Reproduce every entry below precisely; do not include the pictures.

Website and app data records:
= = = = =

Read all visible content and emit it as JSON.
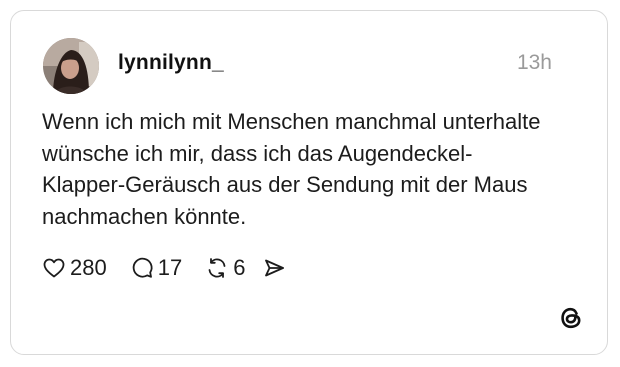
{
  "post": {
    "username": "lynnilynn_",
    "timestamp": "13h",
    "text": "Wenn ich mich mit Menschen manchmal unterhalte\nwünsche ich mir, dass ich das Augendeckel-\nKlapper-Geräusch aus der Sendung mit der Maus\nnachmachen könnte.",
    "avatar_icon": "user-avatar-photo"
  },
  "actions": {
    "like": {
      "icon": "heart-icon",
      "count": "280"
    },
    "reply": {
      "icon": "comment-icon",
      "count": "17"
    },
    "repost": {
      "icon": "repost-icon",
      "count": "6"
    },
    "share": {
      "icon": "send-icon"
    }
  },
  "branding": {
    "logo": "threads-logo-icon"
  },
  "colors": {
    "border": "#d9d9d9",
    "text": "#1c1c1c",
    "muted": "#9a9a9a"
  }
}
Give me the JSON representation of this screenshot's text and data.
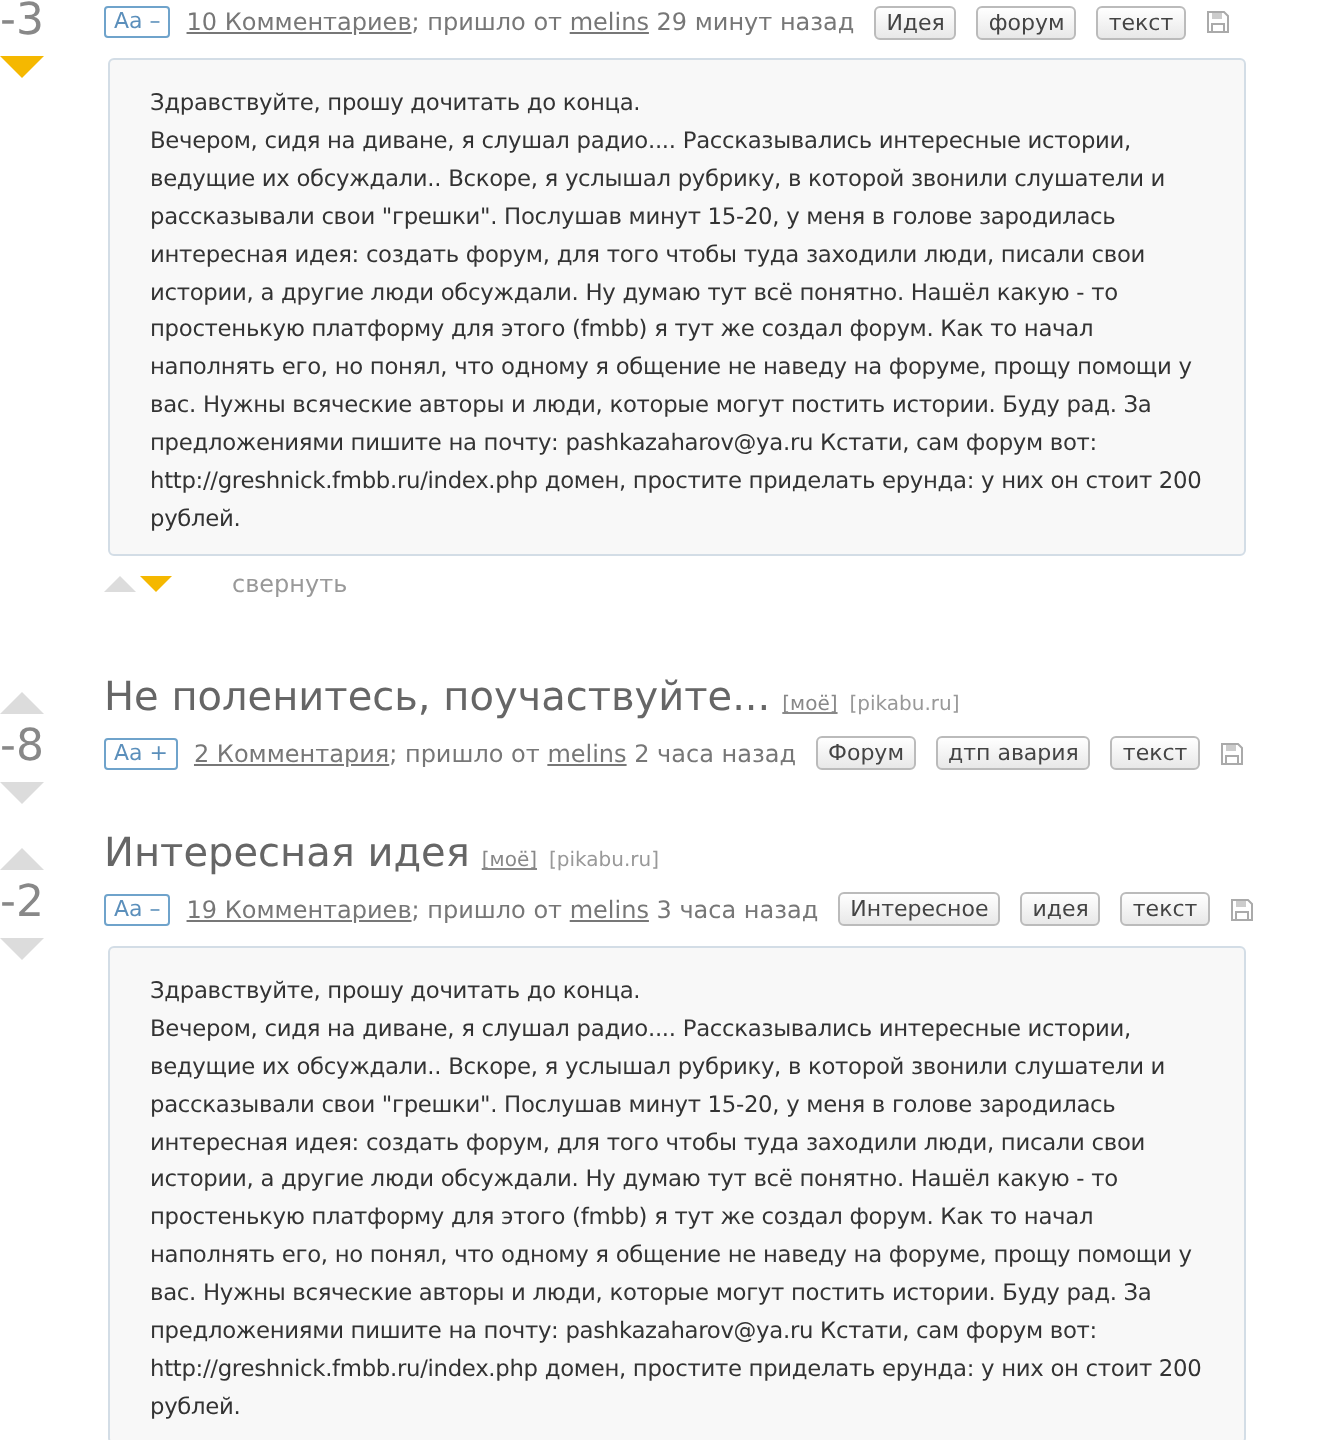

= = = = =

**Response:**
Read all visible content and emit it as JSON.
{
  "post": {
    "username": "lynnilynn_",
    "timestamp": "13h",
    "text": "Wenn ich mich mit Menschen manchmal unterhalte\nwünsche ich mir, dass ich das Augendeckel-\nKlapper-Geräusch aus der Sendung mit der Maus\nnachmachen könnte.",
    "avatar_icon": "user-avatar-photo"
  },
  "actions": {
    "like": {
      "icon": "heart-icon",
      "count": "280"
    },
    "reply": {
      "icon": "comment-icon",
      "count": "17"
    },
    "repost": {
      "icon": "repost-icon",
      "count": "6"
    },
    "share": {
      "icon": "send-icon"
    }
  },
  "branding": {
    "logo": "threads-logo-icon"
  },
  "colors": {
    "border": "#d9d9d9",
    "text": "#1c1c1c",
    "muted": "#9a9a9a"
  }
}
Give me the JSON representation of this screenshot's text and data.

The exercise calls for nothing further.